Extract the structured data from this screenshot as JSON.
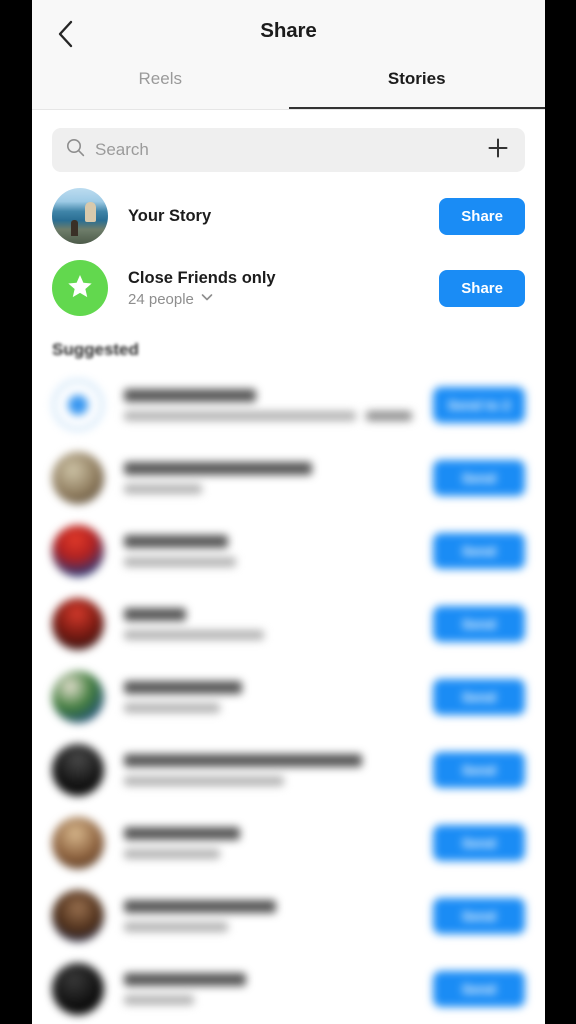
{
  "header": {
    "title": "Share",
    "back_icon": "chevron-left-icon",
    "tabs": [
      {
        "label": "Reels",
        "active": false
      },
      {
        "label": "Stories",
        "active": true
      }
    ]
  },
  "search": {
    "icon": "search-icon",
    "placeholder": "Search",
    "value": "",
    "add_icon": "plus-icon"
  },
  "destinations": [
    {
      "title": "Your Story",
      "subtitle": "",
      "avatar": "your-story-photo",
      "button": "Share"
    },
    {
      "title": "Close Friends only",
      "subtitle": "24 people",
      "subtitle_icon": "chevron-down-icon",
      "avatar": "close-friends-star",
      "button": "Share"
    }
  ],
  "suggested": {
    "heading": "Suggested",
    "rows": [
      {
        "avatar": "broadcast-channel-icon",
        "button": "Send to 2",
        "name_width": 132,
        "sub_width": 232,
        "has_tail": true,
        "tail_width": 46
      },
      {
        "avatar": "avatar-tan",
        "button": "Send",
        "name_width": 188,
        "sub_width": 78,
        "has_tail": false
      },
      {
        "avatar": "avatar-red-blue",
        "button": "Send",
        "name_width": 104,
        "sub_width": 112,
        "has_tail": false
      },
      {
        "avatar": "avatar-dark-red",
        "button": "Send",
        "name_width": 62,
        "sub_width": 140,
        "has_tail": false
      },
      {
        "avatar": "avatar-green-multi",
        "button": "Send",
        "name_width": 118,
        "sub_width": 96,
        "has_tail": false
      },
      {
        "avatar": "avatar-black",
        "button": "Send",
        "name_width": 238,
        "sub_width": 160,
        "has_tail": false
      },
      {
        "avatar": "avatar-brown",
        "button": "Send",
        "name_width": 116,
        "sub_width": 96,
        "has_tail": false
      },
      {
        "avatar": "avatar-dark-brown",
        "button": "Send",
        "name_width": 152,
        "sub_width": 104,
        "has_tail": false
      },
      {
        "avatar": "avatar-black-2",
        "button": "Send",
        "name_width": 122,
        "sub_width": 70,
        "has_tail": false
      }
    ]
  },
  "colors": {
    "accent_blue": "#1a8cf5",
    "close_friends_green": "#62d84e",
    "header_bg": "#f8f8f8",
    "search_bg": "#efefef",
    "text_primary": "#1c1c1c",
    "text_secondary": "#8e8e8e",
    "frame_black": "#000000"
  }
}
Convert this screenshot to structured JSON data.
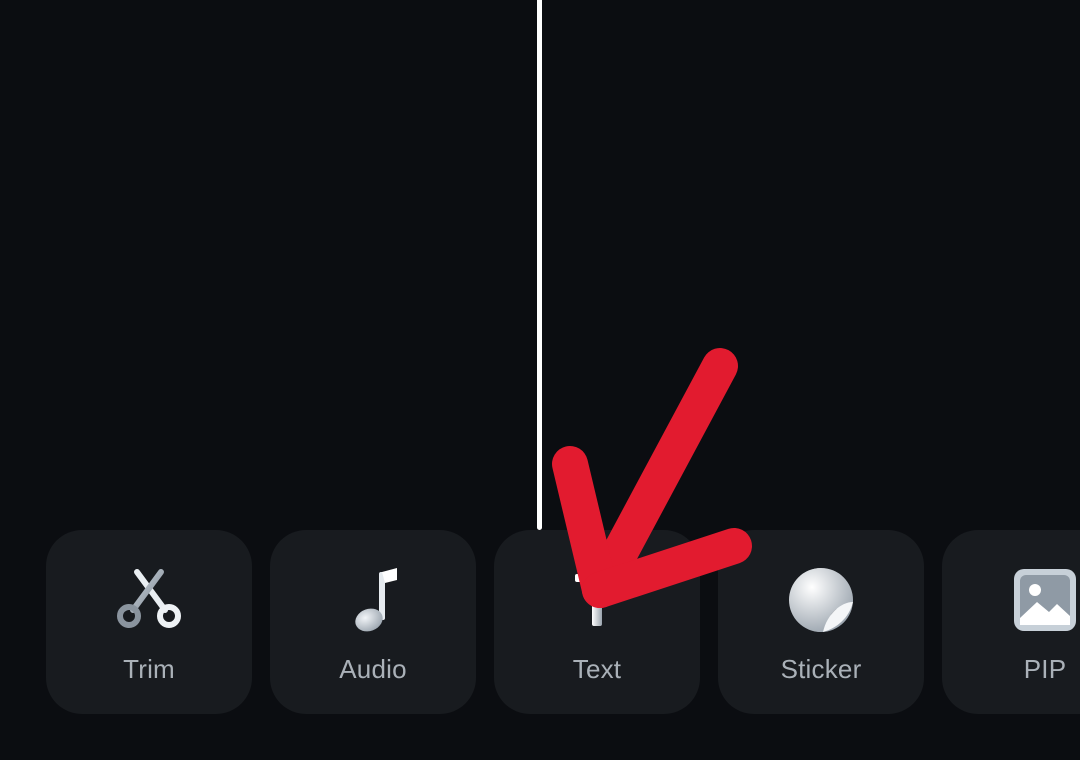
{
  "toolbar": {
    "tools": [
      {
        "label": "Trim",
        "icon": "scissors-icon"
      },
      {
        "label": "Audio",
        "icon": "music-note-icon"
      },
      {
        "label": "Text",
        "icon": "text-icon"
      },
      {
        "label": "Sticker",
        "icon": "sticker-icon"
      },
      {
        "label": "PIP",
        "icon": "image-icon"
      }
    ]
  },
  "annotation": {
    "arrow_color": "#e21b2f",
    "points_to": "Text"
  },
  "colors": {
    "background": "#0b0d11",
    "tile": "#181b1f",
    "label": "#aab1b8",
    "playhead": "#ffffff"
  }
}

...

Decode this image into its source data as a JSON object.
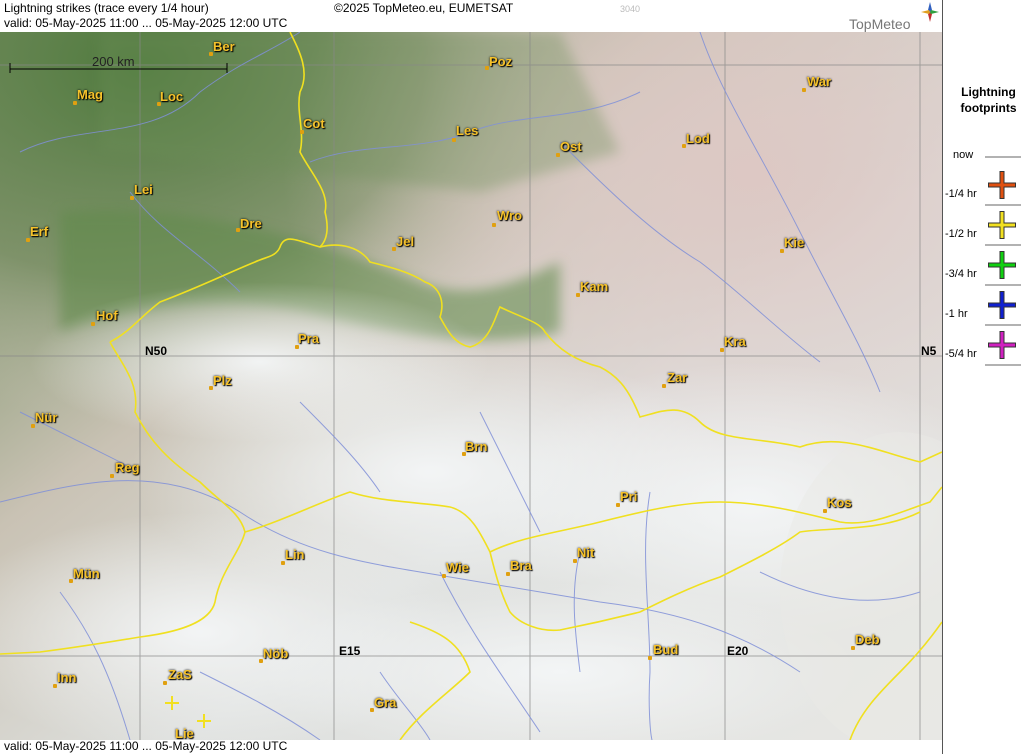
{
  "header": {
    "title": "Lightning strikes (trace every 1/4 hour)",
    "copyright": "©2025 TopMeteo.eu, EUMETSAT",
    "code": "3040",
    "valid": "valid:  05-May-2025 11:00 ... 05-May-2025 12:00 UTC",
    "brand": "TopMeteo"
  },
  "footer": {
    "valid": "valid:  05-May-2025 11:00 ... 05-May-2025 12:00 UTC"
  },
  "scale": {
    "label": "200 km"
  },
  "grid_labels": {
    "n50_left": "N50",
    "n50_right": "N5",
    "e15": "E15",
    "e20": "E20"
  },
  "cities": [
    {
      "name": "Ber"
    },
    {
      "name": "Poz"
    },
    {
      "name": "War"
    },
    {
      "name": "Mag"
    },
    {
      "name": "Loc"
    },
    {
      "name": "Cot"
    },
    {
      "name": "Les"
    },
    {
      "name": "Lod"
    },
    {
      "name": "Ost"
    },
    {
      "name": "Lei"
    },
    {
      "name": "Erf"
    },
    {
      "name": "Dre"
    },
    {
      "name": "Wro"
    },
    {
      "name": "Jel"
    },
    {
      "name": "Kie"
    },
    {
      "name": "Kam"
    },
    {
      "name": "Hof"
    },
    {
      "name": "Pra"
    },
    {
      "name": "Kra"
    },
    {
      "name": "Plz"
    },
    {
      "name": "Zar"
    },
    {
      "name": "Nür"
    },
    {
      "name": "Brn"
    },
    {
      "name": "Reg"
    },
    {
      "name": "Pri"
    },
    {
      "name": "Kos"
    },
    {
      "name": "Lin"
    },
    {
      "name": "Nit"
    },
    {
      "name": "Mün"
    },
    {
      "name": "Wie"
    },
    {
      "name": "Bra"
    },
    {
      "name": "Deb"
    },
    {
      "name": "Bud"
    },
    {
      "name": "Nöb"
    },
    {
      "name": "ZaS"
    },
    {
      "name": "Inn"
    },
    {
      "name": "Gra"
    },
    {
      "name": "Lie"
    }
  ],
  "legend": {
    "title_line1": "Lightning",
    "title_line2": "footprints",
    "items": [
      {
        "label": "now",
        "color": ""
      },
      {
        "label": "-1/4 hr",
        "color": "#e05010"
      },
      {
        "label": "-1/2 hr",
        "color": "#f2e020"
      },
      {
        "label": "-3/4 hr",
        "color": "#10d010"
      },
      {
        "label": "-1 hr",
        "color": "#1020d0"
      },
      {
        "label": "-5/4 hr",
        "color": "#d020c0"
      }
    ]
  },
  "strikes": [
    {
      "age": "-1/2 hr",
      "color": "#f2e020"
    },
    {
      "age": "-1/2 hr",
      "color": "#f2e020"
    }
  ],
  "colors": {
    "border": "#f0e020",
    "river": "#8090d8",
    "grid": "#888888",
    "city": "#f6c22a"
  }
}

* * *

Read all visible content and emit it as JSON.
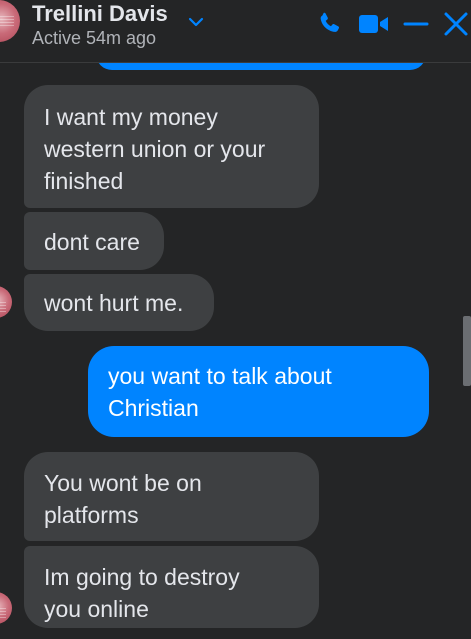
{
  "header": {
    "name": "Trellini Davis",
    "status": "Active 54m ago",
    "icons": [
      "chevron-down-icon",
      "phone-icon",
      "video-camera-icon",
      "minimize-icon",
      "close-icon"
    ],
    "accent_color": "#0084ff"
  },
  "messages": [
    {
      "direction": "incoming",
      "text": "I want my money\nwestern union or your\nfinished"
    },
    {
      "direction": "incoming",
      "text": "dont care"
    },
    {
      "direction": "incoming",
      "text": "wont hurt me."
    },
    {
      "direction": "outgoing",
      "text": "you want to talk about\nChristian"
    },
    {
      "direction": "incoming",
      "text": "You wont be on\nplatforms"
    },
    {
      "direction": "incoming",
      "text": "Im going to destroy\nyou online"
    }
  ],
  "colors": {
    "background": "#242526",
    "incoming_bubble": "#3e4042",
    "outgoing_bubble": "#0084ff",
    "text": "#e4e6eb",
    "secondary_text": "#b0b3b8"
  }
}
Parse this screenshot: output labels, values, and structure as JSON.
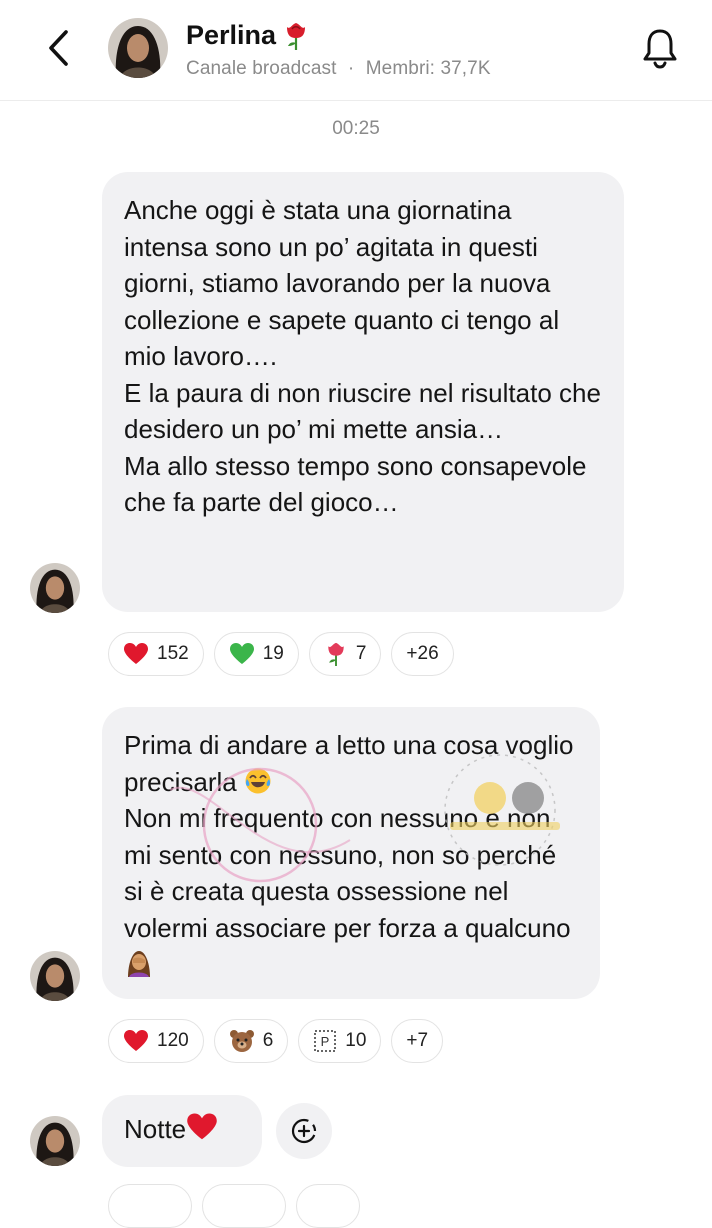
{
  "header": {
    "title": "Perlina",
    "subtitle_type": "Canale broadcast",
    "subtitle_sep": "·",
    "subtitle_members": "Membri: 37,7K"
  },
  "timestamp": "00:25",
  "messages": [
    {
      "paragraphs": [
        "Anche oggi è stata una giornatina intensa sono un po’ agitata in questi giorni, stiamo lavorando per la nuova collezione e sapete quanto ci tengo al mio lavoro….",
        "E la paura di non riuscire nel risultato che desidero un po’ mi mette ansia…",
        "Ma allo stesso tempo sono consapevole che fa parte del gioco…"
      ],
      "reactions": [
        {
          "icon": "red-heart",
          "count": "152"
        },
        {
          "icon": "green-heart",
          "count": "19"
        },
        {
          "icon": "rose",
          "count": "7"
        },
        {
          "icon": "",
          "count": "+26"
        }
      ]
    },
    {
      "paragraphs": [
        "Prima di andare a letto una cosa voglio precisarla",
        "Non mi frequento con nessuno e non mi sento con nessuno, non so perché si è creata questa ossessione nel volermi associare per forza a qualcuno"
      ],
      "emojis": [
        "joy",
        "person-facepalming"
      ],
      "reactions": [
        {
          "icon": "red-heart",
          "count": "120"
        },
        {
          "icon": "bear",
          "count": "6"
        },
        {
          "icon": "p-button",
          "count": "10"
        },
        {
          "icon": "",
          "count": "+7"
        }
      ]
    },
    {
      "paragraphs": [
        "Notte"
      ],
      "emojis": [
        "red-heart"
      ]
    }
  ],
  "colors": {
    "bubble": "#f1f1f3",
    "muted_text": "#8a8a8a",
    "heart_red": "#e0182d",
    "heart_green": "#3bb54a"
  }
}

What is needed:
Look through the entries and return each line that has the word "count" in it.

Expected answer:
          "count": "152"
          "count": "19"
          "count": "7"
          "count": "+26"
          "count": "120"
          "count": "6"
          "count": "10"
          "count": "+7"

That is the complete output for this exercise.